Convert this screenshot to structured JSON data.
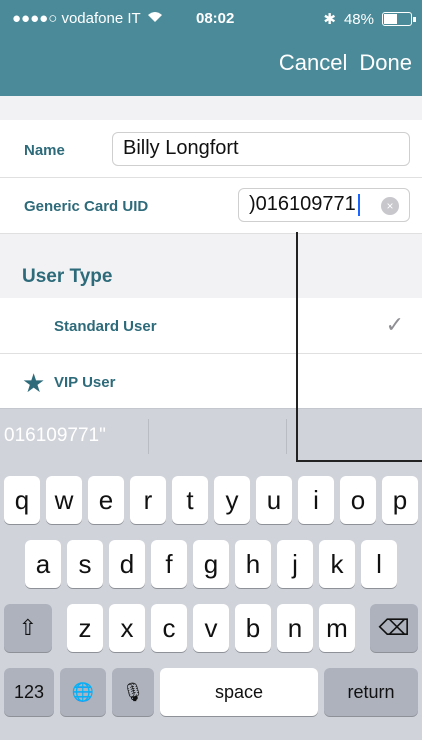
{
  "status_bar": {
    "carrier": "●●●●○ vodafone IT",
    "wifi_icon": "wifi-icon",
    "time": "08:02",
    "bluetooth": "✱",
    "battery": "48%"
  },
  "nav": {
    "cancel_label": "Cancel",
    "done_label": "Done"
  },
  "form": {
    "name_label": "Name",
    "name_value": "Billy Longfort",
    "uid_label": "Generic Card UID",
    "uid_value": ")016109771",
    "clear_glyph": "×"
  },
  "user_type": {
    "section_title": "User Type",
    "standard_label": "Standard User",
    "vip_label": "VIP User",
    "selected": "Standard User"
  },
  "predictive": {
    "suggestion": "016109771\""
  },
  "keyboard": {
    "row1": [
      "q",
      "w",
      "e",
      "r",
      "t",
      "y",
      "u",
      "i",
      "o",
      "p"
    ],
    "row2": [
      "a",
      "s",
      "d",
      "f",
      "g",
      "h",
      "j",
      "k",
      "l"
    ],
    "row3": [
      "z",
      "x",
      "c",
      "v",
      "b",
      "n",
      "m"
    ],
    "shift": "⇧",
    "backspace": "⌫",
    "numbers": "123",
    "globe": "🌐",
    "mic": "🎙",
    "space": "space",
    "return": "return"
  },
  "colors": {
    "header": "#4b8b99",
    "accent": "#2e6b7a"
  }
}
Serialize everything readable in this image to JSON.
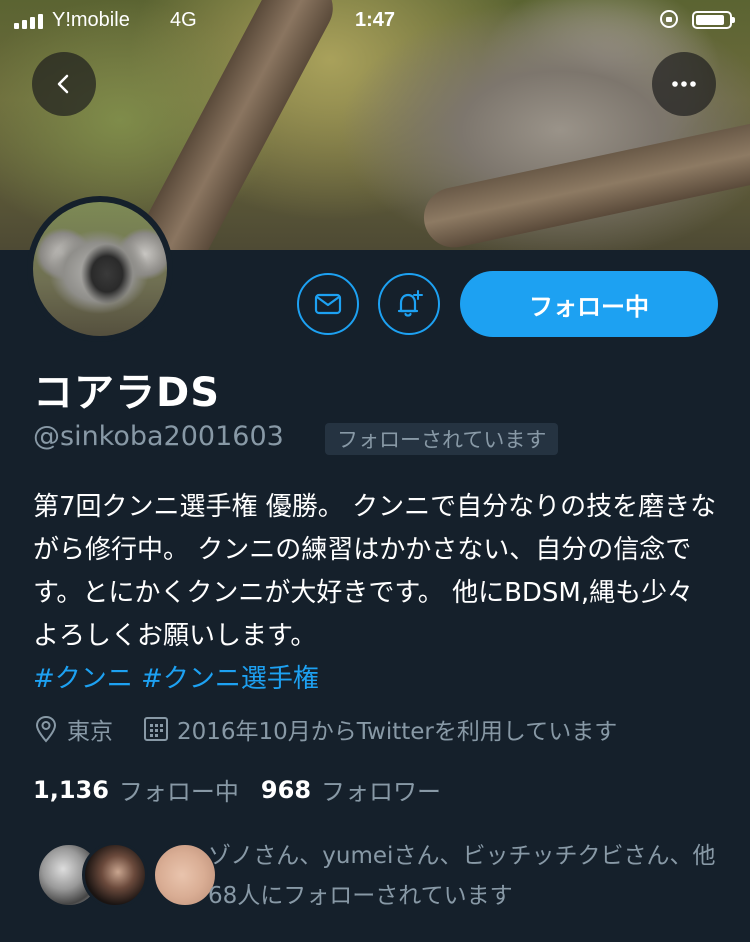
{
  "status_bar": {
    "carrier": "Y!mobile",
    "network": "4G",
    "time": "1:47"
  },
  "profile": {
    "display_name": "コアラDS",
    "handle": "@sinkoba2001603",
    "follows_you_label": "フォローされています",
    "follow_button_label": "フォロー中",
    "bio_text": "第7回クンニ選手権 優勝。 クンニで自分なりの技を磨きながら修行中。 クンニの練習はかかさない、自分の信念です。とにかくクンニが大好きです。 他にBDSM,縄も少々 よろしくお願いします。",
    "bio_hashtags": [
      "#クンニ",
      "#クンニ選手権"
    ],
    "location": "東京",
    "joined": "2016年10月からTwitterを利用しています",
    "following_count": "1,136",
    "following_label": "フォロー中",
    "followers_count": "968",
    "followers_label": "フォロワー",
    "followed_by_text": "ゾノさん、yumeiさん、ビッチッチクビさん、他68人にフォローされています"
  },
  "icons": {
    "back": "back-arrow-icon",
    "more": "more-icon",
    "mail": "mail-icon",
    "bell": "bell-plus-icon",
    "location": "location-pin-icon",
    "calendar": "calendar-icon"
  },
  "colors": {
    "background": "#15202b",
    "accent": "#1da1f2",
    "secondary_text": "#8899a6"
  }
}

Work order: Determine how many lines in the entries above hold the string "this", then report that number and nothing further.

Completed task: 2